• [ABOUT THIS TASK]: Return all the data exactly, keeping the pictures out.

• [PROVIDED ENTRIES]:

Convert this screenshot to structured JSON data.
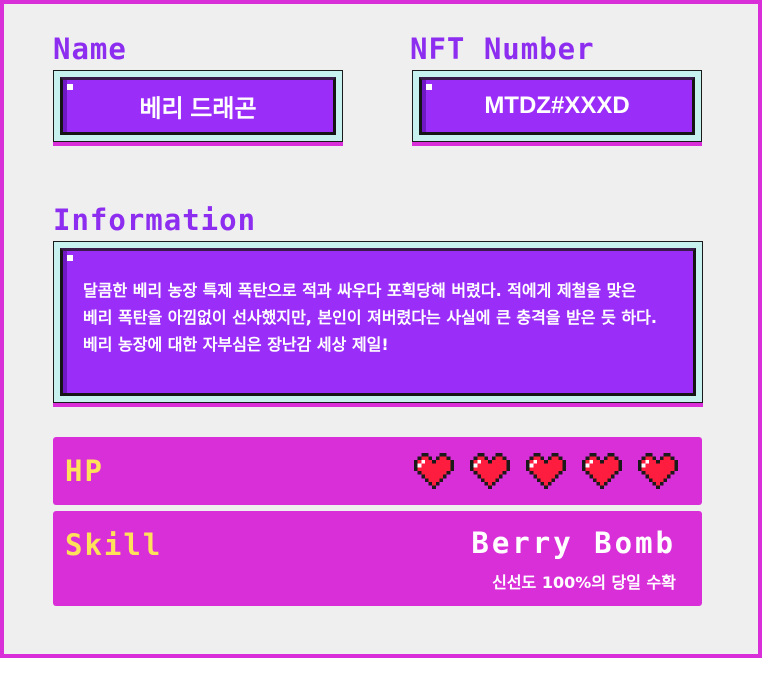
{
  "name_section": {
    "label": "Name",
    "value": "베리 드래곤"
  },
  "nft_section": {
    "label": "NFT Number",
    "value": "MTDZ#XXXD"
  },
  "info_section": {
    "label": "Information",
    "lines": [
      "달콤한 베리 농장 특제 폭탄으로 적과 싸우다 포획당해 버렸다. 적에게 제철을 맞은",
      "베리 폭탄을 아낌없이 선사했지만, 본인이 져버렸다는 사실에 큰 충격을 받은 듯 하다.",
      "베리 농장에 대한 자부심은 장난감 세상 제일!"
    ]
  },
  "hp": {
    "label": "HP",
    "hearts": 5,
    "max_hearts": 5,
    "icon": "heart-icon",
    "heart_color": "#ff1d3f"
  },
  "skill": {
    "label": "Skill",
    "name": "Berry Bomb",
    "description": "신선도 100%의 당일 수확"
  },
  "colors": {
    "border": "#d92fd9",
    "accent": "#8d2df0",
    "field": "#9a2ef8",
    "label_yellow": "#ffe15a"
  }
}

• [REPLY TO THE TASK]:
Convert this screenshot to structured JSON data.
{
  "name_section": {
    "label": "Name",
    "value": "베리 드래곤"
  },
  "nft_section": {
    "label": "NFT Number",
    "value": "MTDZ#XXXD"
  },
  "info_section": {
    "label": "Information",
    "lines": [
      "달콤한 베리 농장 특제 폭탄으로 적과 싸우다 포획당해 버렸다. 적에게 제철을 맞은",
      "베리 폭탄을 아낌없이 선사했지만, 본인이 져버렸다는 사실에 큰 충격을 받은 듯 하다.",
      "베리 농장에 대한 자부심은 장난감 세상 제일!"
    ]
  },
  "hp": {
    "label": "HP",
    "hearts": 5,
    "max_hearts": 5,
    "icon": "heart-icon",
    "heart_color": "#ff1d3f"
  },
  "skill": {
    "label": "Skill",
    "name": "Berry Bomb",
    "description": "신선도 100%의 당일 수확"
  },
  "colors": {
    "border": "#d92fd9",
    "accent": "#8d2df0",
    "field": "#9a2ef8",
    "label_yellow": "#ffe15a"
  }
}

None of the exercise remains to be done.